▶ _ACTIVITY_: Wherever the string "child" occurs in a line of these records, report that line.

════════════════

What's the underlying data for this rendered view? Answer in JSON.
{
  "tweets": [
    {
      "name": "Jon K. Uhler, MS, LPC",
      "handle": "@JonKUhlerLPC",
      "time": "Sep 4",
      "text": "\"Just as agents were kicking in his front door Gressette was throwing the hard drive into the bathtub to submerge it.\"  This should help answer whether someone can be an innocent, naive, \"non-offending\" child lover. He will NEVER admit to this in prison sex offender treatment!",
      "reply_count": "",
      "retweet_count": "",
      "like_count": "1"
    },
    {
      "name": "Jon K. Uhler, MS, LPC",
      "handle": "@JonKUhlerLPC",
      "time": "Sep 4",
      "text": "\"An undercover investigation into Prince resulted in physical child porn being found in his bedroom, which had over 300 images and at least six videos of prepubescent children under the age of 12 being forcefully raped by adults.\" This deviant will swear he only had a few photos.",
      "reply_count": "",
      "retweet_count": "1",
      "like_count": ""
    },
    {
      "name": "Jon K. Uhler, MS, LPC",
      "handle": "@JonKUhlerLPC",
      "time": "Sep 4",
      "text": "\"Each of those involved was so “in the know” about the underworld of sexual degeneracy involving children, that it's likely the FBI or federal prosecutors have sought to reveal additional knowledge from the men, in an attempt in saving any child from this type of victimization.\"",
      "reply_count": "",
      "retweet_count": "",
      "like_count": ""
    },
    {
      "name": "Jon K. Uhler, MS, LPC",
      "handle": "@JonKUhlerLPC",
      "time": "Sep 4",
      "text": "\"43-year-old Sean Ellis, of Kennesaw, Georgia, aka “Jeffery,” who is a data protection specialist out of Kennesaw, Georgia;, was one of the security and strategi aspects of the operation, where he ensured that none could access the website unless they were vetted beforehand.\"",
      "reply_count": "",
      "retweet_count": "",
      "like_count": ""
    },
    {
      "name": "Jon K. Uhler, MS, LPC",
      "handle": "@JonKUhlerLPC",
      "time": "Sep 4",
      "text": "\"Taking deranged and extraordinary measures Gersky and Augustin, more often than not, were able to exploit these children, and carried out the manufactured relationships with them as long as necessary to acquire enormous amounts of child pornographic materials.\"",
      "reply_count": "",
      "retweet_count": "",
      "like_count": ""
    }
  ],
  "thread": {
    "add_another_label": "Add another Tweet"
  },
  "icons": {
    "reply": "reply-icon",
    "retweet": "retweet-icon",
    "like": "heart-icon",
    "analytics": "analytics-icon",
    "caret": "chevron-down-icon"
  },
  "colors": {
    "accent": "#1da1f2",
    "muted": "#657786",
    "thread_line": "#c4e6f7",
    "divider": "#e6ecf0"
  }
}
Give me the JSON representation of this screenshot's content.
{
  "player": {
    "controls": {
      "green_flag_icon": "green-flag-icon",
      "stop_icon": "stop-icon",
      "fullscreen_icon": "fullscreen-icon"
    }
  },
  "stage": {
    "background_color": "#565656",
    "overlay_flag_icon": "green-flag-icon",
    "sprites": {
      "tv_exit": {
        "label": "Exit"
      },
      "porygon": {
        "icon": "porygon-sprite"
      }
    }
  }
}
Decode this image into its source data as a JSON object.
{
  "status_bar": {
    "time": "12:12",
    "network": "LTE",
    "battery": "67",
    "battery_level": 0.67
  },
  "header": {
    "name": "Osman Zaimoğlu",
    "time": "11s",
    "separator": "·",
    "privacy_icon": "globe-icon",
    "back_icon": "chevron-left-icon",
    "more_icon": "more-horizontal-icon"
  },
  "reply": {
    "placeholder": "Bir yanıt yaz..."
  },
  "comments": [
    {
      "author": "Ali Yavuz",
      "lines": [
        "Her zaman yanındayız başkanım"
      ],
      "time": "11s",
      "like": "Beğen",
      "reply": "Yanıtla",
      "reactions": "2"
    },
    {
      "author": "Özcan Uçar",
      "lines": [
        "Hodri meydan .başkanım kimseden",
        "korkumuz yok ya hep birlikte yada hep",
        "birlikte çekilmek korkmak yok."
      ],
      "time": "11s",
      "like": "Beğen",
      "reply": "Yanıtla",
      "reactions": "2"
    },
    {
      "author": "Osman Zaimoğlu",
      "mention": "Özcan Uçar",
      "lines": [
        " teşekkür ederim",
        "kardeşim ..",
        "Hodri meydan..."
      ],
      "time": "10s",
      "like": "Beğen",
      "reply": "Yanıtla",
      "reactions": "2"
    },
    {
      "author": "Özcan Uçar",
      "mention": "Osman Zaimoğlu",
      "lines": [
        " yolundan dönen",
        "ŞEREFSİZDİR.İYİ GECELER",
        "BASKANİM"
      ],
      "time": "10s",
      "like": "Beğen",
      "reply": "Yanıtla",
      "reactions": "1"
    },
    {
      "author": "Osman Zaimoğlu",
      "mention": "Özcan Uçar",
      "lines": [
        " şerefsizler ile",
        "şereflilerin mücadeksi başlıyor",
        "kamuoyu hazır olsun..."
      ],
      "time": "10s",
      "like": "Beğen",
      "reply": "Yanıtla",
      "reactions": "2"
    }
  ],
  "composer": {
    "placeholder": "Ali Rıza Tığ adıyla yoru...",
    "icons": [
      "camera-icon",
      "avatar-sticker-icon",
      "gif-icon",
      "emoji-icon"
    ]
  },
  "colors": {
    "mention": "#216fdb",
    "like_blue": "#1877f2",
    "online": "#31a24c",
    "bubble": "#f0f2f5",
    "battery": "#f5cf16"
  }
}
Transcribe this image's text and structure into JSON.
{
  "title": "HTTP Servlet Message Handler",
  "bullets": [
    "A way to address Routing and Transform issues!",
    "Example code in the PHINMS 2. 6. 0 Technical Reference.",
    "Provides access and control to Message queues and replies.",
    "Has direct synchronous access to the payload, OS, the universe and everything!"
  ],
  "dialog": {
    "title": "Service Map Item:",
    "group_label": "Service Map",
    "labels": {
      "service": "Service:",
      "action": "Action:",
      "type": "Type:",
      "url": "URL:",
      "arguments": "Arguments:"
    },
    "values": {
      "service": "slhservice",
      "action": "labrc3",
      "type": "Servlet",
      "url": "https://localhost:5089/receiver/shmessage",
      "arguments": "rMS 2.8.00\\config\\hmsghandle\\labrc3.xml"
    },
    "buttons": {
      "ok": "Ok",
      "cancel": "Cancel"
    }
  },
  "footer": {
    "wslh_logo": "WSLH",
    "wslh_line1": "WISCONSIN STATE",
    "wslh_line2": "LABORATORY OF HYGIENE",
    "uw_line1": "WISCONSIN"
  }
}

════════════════

▶ _TASK SOLUTION_:
      "text": "\"Just as agents were kicking in his front door Gressette was throwing the hard drive into the bathtub to submerge it.\"  This should help answer whether someone can be an innocent, naive, \"non-offending\" child lover. He will NEVER admit to this in prison sex offender treatment!",
      "text": "\"An undercover investigation into Prince resulted in physical child porn being found in his bedroom, which had over 300 images and at least six videos of prepubescent children under the age of 12 being forcefully raped by adults.\" This deviant will swear he only had a few photos.",
      "text": "\"Each of those involved was so “in the know” about the underworld of sexual degeneracy involving children, that it's likely the FBI or federal prosecutors have sought to reveal additional knowledge from the men, in an attempt in saving any child from this type of victimization.\"",
      "text": "\"Taking deranged and extraordinary measures Gersky and Augustin, more often than not, were able to exploit these children, and carried out the manufactured relationships with them as long as necessary to acquire enormous amounts of child pornographic materials.\"",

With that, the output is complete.